Blue Smoke’s Beef Ribs
Blue Smoke’s Beef Ribs
Best in beef this year goes to Blue Smoke, whose salt and peppery beef ribs delivered a robust flavor with a simple finish that only added to their satisfying beefiness.
Flaming Hog Head
Flaming Hog Head
Flames and hog heads in a Manhattan park? It’s all part of the fun at the Block Party. This scene brought to you by Ed Mitchell.
Dinosaur Barbecue
Dinosaur Barbecue
John Stage of Dinosaur Barbecue switched things up this year, ditching his usual pork shoulder and offering brisket sandwiches instead.
Skylight Inn
Skylight Inn
Sam Jones (left), of Skylight Inn from Ayden, North Carolina, represented the sole new addition to the line-up this year.
Mountain of Hog
Mountain of Hog
Out on full display, I was mesmerized watching the pitmasters of Skylight Inn work the pork—first chopping, then saucing and seasoning.
Skylight Inn’s Whole Hog
Skylight Inn’s Whole Hog
The whole hog sandwich from Skylight Inn had a lightly smoky character with just a bit of vinegar tang, letting the natural flavor of the pork come through.
Checkered Pig’s St. Louis Ribs
Checkered Pig’s St. Louis Ribs
Tommy Houston of the Checkered Pig has been consistently churning out ribs explemary in their tenderness, sauce, and balanced spice.
Chopping Pork
Chopping Pork
Chris Lilly of Big Bob Gibson doing what he does best, smoking and chopping pork shoulder into some of the greatest pulled pork sandwiches known to man.
Blackjack Barbecue’s Pulled Pork
Blackjack Barbecue’s Pulled Pork
We always have a good time stopping by Blackjacks for a bit of show from pit master Jimmy Hagood on his double decker rig. His pulled pork may be bit drier, for my taste, than others at the Block Party, but really, we’re splitting hairs here, since each pitmaster is top quality.
More BBQ Indeed
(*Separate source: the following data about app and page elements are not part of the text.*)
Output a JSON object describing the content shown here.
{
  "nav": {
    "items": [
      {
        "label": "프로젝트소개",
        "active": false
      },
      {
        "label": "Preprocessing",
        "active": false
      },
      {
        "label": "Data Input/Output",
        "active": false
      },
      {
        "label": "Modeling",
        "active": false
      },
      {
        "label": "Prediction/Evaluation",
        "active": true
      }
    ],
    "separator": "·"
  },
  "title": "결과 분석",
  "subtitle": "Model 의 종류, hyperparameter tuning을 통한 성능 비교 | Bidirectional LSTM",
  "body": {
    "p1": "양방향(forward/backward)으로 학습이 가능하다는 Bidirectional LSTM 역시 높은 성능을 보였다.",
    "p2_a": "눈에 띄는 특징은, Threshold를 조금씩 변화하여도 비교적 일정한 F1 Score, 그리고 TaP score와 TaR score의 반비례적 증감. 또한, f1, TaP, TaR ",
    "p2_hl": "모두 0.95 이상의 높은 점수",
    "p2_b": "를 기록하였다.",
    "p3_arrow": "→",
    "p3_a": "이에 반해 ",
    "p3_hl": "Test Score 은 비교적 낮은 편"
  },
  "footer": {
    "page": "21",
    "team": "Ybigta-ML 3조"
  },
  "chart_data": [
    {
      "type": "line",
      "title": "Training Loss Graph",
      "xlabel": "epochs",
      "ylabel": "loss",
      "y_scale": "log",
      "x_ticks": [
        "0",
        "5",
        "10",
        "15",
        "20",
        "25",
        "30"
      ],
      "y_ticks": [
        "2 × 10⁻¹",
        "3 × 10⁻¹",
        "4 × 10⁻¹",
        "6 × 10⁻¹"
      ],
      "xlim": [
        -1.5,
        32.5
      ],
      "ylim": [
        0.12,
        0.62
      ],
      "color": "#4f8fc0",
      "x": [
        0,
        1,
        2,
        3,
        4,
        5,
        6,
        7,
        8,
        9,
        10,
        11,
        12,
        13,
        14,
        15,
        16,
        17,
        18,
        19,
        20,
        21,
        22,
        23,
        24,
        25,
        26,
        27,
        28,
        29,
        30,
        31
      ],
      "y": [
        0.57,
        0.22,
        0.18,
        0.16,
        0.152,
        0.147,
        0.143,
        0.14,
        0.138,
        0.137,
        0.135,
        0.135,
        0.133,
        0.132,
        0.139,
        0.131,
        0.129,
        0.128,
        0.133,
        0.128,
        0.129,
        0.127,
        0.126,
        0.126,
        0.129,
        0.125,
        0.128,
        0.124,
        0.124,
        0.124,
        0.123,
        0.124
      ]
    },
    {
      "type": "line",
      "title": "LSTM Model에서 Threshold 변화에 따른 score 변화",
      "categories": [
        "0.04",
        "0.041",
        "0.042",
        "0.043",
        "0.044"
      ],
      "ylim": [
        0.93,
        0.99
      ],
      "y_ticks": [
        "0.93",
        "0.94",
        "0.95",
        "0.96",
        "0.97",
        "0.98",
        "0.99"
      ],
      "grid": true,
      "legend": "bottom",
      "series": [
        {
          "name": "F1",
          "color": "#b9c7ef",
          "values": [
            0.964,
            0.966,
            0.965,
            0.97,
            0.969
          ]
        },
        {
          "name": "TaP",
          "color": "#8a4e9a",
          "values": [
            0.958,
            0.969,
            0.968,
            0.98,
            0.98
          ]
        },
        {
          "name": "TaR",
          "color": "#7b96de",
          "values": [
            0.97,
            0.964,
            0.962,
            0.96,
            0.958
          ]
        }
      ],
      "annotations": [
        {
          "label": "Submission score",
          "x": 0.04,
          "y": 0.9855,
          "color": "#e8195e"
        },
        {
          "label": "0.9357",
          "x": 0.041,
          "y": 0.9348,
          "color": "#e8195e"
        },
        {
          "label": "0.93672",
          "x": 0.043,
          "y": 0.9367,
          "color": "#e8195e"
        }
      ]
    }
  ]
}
More BBQ Indeed
Another year in the books, luckily it’s only 364 days until the next Block Party (time goes fast when you have something to look forward to).